|Title||Comparison of gas analyzers for eddy covariance: Effects of analyzer type and spectral corrections on fluxes|
|Publication Type||Journal Article|
|Year of Publication||2019|
|Authors||Polonik P., Chan W.S, Billesbach D.P, Burba G., Li J., Nottrott A., Bogoev I., Conrad B., Biraud S.C|
|Journal||Agricultural and Forest Meteorology|
|Type of Article||Article|
|Keywords||agriculture; attenuation; Carbon dioxide; carbon-dioxide; CO2 flux; correction; Data quality; Eddy covariance; fluxes; Forestry; Frequency loss; frequency-response corrections; Gas analyzer; induced flow distortion; Meteorology & Atmospheric Sciences; open-path; sensible heat-flux; sonic anemometers; spectral; surface-layer; Water vapor; water-vapor|

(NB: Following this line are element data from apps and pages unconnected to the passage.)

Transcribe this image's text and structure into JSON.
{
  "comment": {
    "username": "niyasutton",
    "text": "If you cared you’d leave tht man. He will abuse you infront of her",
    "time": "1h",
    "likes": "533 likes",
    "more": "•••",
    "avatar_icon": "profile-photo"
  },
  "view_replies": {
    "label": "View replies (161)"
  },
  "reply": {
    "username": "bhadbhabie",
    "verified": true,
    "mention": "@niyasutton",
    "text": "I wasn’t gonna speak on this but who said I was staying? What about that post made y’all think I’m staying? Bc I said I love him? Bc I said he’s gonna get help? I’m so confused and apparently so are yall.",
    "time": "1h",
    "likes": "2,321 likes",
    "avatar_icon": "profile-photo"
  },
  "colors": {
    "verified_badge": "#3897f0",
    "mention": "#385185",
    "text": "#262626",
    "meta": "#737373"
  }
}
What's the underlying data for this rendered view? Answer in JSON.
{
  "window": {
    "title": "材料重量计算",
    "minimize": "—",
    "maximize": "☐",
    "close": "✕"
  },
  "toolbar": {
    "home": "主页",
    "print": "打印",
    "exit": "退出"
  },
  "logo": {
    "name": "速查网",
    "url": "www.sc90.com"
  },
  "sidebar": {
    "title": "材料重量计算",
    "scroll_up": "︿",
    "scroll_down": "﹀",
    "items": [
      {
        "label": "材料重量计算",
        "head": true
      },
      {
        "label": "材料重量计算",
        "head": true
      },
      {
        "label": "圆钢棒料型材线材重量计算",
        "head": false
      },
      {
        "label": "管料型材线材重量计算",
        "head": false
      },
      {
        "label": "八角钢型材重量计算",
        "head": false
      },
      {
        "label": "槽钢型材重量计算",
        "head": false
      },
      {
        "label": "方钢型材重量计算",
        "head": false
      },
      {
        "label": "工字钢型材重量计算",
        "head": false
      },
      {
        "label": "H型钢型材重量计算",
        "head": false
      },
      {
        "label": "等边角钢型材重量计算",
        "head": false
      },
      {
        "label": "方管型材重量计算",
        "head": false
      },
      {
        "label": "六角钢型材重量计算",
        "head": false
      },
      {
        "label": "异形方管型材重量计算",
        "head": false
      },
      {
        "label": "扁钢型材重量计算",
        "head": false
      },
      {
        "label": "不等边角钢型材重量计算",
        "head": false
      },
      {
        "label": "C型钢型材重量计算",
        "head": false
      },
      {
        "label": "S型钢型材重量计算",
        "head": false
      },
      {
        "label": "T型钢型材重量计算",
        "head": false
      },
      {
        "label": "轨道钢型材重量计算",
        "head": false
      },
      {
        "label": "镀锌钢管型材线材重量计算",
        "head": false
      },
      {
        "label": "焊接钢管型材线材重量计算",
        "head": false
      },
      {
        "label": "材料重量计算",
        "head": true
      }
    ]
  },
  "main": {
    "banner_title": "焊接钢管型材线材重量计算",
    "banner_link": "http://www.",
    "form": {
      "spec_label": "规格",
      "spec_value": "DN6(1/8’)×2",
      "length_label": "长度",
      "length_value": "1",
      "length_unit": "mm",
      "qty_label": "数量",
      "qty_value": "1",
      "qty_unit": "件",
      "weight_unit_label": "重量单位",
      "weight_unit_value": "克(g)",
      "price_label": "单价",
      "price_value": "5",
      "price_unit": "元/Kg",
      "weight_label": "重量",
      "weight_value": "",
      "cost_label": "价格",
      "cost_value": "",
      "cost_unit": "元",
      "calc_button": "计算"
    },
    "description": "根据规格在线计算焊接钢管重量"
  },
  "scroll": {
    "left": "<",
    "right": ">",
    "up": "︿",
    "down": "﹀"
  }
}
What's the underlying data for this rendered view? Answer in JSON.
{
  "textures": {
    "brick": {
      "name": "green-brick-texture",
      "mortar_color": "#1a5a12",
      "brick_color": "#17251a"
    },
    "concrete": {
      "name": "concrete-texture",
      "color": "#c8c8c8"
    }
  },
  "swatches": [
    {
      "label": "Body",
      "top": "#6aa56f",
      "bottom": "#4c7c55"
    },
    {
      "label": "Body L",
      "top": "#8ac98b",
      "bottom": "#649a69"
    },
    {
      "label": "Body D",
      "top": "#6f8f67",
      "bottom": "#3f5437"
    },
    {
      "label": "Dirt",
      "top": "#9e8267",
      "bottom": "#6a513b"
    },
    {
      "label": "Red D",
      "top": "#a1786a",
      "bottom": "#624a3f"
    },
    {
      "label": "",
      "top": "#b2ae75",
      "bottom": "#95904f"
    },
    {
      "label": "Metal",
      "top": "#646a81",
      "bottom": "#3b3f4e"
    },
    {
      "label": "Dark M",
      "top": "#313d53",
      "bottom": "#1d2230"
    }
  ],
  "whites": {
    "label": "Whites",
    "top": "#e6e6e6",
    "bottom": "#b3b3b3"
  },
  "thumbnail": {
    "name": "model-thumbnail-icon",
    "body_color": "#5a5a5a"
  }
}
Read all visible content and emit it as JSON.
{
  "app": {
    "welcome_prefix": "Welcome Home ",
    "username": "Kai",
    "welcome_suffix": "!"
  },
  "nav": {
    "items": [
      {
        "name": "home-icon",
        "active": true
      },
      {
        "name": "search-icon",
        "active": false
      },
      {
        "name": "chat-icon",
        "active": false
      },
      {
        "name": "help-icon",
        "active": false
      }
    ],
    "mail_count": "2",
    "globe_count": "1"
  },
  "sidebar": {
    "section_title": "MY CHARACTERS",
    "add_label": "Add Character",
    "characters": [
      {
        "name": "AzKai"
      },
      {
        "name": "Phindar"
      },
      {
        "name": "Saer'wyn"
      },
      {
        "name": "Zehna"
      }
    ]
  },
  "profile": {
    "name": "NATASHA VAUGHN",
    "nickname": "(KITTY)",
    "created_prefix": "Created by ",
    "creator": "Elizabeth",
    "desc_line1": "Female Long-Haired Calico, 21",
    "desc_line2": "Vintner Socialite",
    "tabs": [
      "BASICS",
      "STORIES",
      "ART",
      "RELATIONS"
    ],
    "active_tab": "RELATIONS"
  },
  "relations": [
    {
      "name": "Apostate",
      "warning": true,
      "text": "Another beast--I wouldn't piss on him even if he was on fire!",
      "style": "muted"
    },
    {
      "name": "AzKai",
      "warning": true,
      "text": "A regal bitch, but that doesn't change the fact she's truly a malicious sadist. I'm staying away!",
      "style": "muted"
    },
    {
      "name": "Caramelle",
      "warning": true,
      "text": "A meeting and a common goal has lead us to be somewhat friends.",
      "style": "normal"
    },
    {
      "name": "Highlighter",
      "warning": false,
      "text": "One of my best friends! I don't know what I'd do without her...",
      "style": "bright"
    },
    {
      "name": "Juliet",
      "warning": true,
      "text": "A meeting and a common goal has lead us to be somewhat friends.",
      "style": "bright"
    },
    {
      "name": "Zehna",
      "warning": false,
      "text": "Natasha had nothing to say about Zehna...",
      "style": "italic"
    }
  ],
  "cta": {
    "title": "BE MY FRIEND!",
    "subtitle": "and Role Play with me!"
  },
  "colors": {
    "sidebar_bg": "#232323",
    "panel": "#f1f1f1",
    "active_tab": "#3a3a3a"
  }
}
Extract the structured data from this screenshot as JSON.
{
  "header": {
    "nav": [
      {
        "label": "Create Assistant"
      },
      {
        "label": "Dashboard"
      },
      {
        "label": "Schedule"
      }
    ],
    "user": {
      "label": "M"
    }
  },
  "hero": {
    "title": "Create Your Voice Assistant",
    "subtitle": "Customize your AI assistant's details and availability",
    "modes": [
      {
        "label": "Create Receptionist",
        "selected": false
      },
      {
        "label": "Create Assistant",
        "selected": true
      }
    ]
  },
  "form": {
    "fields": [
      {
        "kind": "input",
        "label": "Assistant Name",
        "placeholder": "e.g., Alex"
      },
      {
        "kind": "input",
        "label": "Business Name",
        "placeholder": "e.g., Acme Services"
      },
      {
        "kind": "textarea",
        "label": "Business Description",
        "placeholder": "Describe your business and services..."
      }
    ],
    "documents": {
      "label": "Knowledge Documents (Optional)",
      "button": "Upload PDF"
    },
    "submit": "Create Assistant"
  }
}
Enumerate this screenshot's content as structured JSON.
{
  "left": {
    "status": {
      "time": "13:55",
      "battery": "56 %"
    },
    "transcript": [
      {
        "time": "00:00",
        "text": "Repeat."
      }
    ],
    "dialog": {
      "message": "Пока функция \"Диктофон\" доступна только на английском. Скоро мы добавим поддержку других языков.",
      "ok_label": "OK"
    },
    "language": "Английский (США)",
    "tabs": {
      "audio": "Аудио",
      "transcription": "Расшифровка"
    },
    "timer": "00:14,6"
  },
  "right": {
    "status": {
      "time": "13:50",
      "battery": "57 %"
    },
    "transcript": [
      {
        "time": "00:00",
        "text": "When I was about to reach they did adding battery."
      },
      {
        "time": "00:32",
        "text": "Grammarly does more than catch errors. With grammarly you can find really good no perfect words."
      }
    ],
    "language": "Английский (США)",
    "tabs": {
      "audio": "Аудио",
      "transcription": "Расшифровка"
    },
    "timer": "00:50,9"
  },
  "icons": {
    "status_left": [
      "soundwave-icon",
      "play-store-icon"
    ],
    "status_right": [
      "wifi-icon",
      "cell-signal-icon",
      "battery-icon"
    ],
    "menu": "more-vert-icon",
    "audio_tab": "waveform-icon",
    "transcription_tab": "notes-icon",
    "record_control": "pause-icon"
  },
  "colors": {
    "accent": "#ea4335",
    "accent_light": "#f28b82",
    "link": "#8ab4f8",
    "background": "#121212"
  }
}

The eddy covariance technique (EC) is used at hundreds of field sites worldwide to measure trace gas exchange between the surface and the atmosphere. Data quality and correction methods for EC have been studied empirically and theoretically for many years. The recent development of new gas analyzers has led to an increase in technological options for users. Open-path (no inlet tube) and closed-path (long inlet tube) sensors have been used for a long time, whereas enclosed-path (short inlet tube) sensors are relatively new. We tested the comparability of fluxes calculated from five different gas analyzers including two open-path (LI-7500 A from LI-COR, IRGASON from Campbell), two enclosed-path (CPEC200 from Campbell, LI-7200 from LI-COR), and one closed-path (2311-f from Picarro) analyzers, which were all located on a single tower at an irrigated alfalfa field in Davis, CA. To effectively compare sensors with different tube characteristics we used three different spectral correction methods. We found that all sensors, regardless of type, can be used to measure fluxes if appropriate corrections are applied and quality control measures are taken. However, the comparability strongly depended on the gas (CO2 or H2O) and the correction method. Average differences were below 4% for CO2 fluxes using any spectral correction method, but for H2O average differences were between 4% and 13% for the different methods. The magnitude of corrections also varied strongly, especially for water vapor fluxes. This study does not identify the best sensor, but rather weighs the benefits and difficulties of each sensor and sensor type. Our findings show that enclosed and closed-path gas analyzers that measure water vapor with inlet tubes experience large high frequency attenuation and should be corrected with empirical correction methods. This information presented here about different the diverse sensors be considered by investigators when choosing a sensor for a site or when analyzing EC measurements from multiple sites.